Overview of Multi Currency
Pastel lets you process with multiple currencies. You can create up to 30 currencies. Pastel has the following multi-currency capabilities:
- You can create foreign currency customers, suppliers, and bank accounts. You process these accounts in their own currencies.
- You can create and update exchange rate tables for each currency at any time.
- To cater for currency fluctuations, you can run a currency revaluation in the Process…Foreign Currency Revaluation menu option.
- You can produce financial statements and other reports in any of the created currencies.
- You can levy tax on foreign currency transactions if necessary.
You must set up multi-currency parameter information before you can process in multi-currency.
Here is a brief summary of the process:
- You enable multi-currency processing and set up currencies in the Setup...Company Parameters menu option, in the Multi-Currency tab.
- You then enter and maintain (update) exchange rates tables in the Edit…Exchange Rates menu option. This way your rates are always up-to-date.
- When entering journal transactions or preparing documents for foreign currency accounts, Pastel calculates the prevailing exchange rate to use. However, you can override this exchange rate if necessary.
- You can revalue the outstanding foreign currency at any time in the Process...Foreign Currency...Revaluation menu option.
- You can also produce special currency reports in the View…Foreign Currency menu option.

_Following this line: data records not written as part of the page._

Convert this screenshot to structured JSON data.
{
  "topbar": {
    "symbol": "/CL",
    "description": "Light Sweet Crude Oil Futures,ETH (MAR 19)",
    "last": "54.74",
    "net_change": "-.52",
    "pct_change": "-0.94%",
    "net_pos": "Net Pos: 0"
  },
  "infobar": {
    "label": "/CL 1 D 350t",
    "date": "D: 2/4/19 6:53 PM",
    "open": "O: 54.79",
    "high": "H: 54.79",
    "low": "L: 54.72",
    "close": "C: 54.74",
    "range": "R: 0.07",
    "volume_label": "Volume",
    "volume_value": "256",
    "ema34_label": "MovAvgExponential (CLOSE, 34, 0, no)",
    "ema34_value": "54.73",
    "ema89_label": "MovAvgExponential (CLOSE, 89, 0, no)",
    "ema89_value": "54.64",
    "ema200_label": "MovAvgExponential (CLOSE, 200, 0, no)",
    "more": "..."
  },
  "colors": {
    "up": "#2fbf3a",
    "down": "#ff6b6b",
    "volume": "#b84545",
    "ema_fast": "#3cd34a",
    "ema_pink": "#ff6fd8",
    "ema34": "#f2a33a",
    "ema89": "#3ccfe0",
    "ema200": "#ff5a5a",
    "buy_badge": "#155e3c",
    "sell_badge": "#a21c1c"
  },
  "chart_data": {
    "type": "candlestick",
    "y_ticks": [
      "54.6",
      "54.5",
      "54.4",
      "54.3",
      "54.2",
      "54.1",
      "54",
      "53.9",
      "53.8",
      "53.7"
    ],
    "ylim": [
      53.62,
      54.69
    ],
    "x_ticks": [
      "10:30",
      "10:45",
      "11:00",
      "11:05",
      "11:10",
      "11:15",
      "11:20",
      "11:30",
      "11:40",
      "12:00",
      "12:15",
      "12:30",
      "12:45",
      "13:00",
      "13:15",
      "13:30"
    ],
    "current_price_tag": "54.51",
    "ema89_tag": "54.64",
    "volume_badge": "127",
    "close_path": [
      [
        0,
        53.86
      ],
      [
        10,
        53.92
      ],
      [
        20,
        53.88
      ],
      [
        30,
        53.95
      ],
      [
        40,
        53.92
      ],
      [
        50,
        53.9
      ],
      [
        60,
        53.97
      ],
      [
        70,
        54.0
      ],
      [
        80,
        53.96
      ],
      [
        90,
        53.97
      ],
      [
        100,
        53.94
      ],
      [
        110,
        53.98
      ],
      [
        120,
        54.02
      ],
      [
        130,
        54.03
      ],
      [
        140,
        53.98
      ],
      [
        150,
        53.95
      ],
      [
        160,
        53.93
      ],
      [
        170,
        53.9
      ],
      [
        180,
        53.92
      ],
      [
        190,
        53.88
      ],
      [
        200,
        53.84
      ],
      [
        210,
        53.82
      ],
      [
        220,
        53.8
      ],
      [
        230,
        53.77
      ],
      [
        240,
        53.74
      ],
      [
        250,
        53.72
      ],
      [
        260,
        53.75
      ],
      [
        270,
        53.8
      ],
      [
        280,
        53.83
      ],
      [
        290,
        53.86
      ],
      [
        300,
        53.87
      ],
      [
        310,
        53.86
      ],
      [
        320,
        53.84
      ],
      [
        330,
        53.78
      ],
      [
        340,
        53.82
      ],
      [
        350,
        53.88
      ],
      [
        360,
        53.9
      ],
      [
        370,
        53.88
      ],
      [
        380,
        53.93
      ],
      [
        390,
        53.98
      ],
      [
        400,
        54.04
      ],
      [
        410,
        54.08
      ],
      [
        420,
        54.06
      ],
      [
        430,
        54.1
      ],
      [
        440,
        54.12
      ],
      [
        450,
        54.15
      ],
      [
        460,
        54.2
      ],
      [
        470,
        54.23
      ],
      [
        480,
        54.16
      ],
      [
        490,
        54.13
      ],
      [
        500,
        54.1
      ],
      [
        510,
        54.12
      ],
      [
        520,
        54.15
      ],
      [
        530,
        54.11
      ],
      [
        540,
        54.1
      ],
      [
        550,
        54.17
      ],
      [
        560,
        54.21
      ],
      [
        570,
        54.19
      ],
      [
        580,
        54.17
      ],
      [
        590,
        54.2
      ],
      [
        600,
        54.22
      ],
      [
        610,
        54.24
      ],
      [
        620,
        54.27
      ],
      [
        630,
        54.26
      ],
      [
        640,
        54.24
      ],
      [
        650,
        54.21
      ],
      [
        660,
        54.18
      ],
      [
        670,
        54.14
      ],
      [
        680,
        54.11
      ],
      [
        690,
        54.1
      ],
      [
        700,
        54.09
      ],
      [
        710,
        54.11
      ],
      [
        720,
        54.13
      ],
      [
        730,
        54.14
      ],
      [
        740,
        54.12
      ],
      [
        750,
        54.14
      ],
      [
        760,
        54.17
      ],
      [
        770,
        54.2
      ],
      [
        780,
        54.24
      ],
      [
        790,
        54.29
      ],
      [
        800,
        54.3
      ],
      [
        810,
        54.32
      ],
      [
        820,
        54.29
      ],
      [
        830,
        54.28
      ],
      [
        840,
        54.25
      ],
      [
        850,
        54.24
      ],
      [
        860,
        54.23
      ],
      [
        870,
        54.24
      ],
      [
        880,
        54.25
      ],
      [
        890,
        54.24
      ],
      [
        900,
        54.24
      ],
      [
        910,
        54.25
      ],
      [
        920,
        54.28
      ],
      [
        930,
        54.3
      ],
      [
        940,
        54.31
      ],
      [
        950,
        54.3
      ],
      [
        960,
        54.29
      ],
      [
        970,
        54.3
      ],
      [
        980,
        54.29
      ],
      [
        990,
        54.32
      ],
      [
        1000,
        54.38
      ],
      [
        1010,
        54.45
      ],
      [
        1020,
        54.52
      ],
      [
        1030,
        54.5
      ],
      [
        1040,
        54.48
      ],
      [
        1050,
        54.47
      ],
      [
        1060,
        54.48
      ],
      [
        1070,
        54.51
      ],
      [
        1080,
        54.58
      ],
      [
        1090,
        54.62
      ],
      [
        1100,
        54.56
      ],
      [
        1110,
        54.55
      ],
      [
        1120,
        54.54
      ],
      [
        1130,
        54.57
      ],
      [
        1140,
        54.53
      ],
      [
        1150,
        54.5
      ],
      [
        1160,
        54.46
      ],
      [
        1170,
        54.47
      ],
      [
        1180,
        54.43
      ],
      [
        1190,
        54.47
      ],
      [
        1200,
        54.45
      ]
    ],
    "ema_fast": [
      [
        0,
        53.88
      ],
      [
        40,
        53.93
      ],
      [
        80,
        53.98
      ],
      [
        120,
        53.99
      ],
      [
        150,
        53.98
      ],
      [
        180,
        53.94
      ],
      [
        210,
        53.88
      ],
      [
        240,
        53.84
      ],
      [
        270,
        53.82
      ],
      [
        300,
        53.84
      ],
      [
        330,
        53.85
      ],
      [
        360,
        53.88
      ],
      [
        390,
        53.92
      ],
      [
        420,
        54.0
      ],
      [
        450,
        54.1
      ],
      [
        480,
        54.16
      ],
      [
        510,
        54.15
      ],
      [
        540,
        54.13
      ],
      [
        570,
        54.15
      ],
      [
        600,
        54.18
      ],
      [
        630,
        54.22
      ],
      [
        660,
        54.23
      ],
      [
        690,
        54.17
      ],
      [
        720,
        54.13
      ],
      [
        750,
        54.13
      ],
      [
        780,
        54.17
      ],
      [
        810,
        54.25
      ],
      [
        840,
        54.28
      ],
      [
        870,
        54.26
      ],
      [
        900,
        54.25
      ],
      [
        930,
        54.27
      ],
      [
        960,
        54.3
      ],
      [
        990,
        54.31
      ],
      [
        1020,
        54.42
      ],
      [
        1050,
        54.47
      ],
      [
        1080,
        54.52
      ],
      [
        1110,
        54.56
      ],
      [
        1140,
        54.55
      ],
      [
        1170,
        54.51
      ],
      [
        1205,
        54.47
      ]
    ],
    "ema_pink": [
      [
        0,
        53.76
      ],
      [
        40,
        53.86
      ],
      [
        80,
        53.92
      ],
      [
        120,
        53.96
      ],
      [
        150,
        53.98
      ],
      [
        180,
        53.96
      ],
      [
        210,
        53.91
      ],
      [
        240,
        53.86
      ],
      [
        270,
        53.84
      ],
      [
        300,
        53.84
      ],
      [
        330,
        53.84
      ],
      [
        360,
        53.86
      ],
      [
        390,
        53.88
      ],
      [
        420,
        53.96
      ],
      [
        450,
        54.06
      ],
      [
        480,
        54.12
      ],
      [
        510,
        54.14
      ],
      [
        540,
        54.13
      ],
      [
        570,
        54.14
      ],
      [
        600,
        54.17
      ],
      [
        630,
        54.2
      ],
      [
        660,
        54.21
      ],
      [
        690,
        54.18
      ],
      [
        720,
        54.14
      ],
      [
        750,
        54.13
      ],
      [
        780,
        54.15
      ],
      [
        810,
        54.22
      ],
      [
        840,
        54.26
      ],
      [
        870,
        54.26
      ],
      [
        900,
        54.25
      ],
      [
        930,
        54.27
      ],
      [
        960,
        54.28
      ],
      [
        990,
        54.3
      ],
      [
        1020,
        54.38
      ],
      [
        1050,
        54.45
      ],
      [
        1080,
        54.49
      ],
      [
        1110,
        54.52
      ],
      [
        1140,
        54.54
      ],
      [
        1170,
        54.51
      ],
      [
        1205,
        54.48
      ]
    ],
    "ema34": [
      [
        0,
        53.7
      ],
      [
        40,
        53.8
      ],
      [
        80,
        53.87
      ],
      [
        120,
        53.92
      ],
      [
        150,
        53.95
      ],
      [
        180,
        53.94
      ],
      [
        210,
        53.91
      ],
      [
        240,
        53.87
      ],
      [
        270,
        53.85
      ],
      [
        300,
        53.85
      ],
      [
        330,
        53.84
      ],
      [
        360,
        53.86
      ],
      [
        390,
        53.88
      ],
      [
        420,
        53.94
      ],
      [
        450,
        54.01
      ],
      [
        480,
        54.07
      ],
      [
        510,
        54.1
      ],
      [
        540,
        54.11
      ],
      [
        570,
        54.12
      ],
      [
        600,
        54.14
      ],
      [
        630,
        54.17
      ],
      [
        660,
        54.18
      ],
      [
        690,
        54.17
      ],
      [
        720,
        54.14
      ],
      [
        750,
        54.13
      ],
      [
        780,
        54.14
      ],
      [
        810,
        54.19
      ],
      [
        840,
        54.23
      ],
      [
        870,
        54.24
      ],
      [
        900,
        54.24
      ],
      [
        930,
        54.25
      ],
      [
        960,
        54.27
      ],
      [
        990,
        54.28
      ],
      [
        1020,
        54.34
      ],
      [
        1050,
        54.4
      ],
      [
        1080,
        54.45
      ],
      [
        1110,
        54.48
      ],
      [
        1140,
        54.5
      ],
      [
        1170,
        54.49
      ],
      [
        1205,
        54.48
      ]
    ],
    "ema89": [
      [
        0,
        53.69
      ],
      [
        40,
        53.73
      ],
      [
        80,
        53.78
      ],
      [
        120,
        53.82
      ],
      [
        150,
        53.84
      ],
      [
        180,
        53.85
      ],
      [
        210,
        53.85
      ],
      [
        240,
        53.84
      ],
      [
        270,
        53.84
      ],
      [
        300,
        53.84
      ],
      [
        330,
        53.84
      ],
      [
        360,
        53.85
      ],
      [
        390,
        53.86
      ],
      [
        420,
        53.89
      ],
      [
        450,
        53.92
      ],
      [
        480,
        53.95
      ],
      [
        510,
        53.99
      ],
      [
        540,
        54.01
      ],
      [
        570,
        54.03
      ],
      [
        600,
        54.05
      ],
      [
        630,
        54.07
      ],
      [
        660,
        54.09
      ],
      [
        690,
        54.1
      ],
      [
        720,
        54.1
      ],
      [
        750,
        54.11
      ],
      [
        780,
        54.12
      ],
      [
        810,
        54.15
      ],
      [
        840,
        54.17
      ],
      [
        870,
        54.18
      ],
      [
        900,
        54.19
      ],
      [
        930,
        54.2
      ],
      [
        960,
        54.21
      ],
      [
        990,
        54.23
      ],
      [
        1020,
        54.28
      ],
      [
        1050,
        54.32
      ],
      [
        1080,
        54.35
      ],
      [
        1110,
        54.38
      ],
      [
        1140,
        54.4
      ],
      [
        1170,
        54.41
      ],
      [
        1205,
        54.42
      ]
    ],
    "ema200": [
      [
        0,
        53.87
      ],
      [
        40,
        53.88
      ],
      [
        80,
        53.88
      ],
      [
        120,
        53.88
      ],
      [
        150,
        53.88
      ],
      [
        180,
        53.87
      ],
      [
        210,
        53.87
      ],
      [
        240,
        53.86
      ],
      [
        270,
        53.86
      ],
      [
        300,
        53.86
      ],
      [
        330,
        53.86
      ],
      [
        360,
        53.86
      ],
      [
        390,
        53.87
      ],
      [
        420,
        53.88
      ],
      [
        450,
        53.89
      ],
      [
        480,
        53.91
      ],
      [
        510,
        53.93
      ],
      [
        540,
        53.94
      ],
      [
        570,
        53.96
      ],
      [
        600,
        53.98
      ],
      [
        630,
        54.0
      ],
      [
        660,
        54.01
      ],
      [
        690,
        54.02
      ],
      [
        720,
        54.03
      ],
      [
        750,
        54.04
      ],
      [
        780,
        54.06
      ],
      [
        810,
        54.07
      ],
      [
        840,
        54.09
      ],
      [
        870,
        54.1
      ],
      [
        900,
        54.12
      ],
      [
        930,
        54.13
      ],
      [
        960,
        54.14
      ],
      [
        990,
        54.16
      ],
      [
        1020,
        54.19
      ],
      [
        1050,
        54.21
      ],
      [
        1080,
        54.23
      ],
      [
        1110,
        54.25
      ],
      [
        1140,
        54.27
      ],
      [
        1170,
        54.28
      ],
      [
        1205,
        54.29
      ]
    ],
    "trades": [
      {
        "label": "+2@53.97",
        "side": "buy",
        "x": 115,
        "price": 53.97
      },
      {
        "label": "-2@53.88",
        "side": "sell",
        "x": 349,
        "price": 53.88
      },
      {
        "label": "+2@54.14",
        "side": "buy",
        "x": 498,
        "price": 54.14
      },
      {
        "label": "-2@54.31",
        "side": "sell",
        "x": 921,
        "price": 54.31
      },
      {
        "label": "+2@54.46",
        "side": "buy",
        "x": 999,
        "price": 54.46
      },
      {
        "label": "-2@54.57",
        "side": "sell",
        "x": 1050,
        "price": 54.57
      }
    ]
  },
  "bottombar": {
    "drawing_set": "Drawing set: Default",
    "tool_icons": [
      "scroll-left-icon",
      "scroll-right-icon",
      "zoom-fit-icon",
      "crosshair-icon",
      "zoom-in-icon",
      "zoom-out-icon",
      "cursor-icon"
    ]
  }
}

In addition, in the general ledger report writer facility, which allows you to create customised reports, you can select a currency to use for the report.
If you are in the European Monetary Union (EMU) or least you deal with customers or suppliers who are in the EMU, you need to set up euro processing. In addition to the above capabilities:
- You can maintain customers, suppliers or bank accounts in either the euro or your own country’s currency.
- You can produce financial statements and other reports in euro.
- Your country’s currency and other EMU currencies are fixed relative to the euro and transactions are translated via a process called triangulation. For details of EMU processing, click here.